## Provided material
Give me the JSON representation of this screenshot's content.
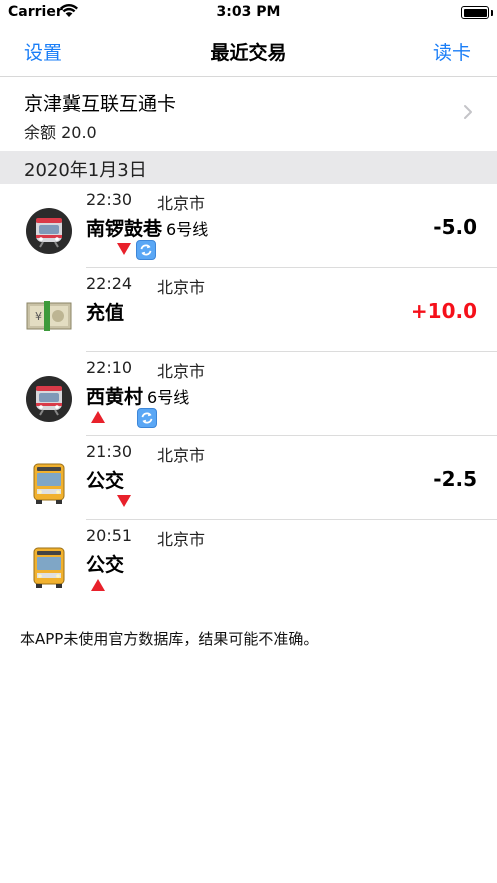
{
  "status_bar": {
    "carrier": "Carrier",
    "time": "3:03 PM"
  },
  "nav": {
    "left": "设置",
    "title": "最近交易",
    "right": "读卡"
  },
  "card": {
    "name": "京津冀互联互通卡",
    "balance": "余额 20.0"
  },
  "section": {
    "title": "2020年1月3日"
  },
  "transactions": [
    {
      "time": "22:30",
      "city": "北京市",
      "station": "南锣鼓巷",
      "line": "6号线",
      "amount": "-5.0",
      "icon": "subway-icon",
      "direction": "down",
      "transfer": true
    },
    {
      "time": "22:24",
      "city": "北京市",
      "station": "充值",
      "line": "",
      "amount": "+10.0",
      "icon": "yen-banknote-icon",
      "direction": "",
      "transfer": false
    },
    {
      "time": "22:10",
      "city": "北京市",
      "station": "西黄村",
      "line": "6号线",
      "amount": "",
      "icon": "subway-icon",
      "direction": "up",
      "transfer": true
    },
    {
      "time": "21:30",
      "city": "北京市",
      "station": "公交",
      "line": "",
      "amount": "-2.5",
      "icon": "bus-icon",
      "direction": "down",
      "transfer": false
    },
    {
      "time": "20:51",
      "city": "北京市",
      "station": "公交",
      "line": "",
      "amount": "",
      "icon": "bus-icon",
      "direction": "up",
      "transfer": false
    }
  ],
  "disclaimer": "本APP未使用官方数据库，结果可能不准确。",
  "colors": {
    "accent": "#1a7ef7",
    "positive_amount": "#f5101a",
    "section_bg": "#e8e8ea",
    "tri_red": "#e8212b"
  }
}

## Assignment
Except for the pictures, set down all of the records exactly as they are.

## Your response
Give me the JSON representation of this screenshot's content.
{
  "status_bar": {
    "carrier": "Carrier",
    "time": "3:03 PM"
  },
  "nav": {
    "left": "设置",
    "title": "最近交易",
    "right": "读卡"
  },
  "card": {
    "name": "京津冀互联互通卡",
    "balance": "余额 20.0"
  },
  "section": {
    "title": "2020年1月3日"
  },
  "transactions": [
    {
      "time": "22:30",
      "city": "北京市",
      "station": "南锣鼓巷",
      "line": "6号线",
      "amount": "-5.0",
      "icon": "subway-icon",
      "direction": "down",
      "transfer": true
    },
    {
      "time": "22:24",
      "city": "北京市",
      "station": "充值",
      "line": "",
      "amount": "+10.0",
      "icon": "yen-banknote-icon",
      "direction": "",
      "transfer": false
    },
    {
      "time": "22:10",
      "city": "北京市",
      "station": "西黄村",
      "line": "6号线",
      "amount": "",
      "icon": "subway-icon",
      "direction": "up",
      "transfer": true
    },
    {
      "time": "21:30",
      "city": "北京市",
      "station": "公交",
      "line": "",
      "amount": "-2.5",
      "icon": "bus-icon",
      "direction": "down",
      "transfer": false
    },
    {
      "time": "20:51",
      "city": "北京市",
      "station": "公交",
      "line": "",
      "amount": "",
      "icon": "bus-icon",
      "direction": "up",
      "transfer": false
    }
  ],
  "disclaimer": "本APP未使用官方数据库，结果可能不准确。",
  "colors": {
    "accent": "#1a7ef7",
    "positive_amount": "#f5101a",
    "section_bg": "#e8e8ea",
    "tri_red": "#e8212b"
  }
}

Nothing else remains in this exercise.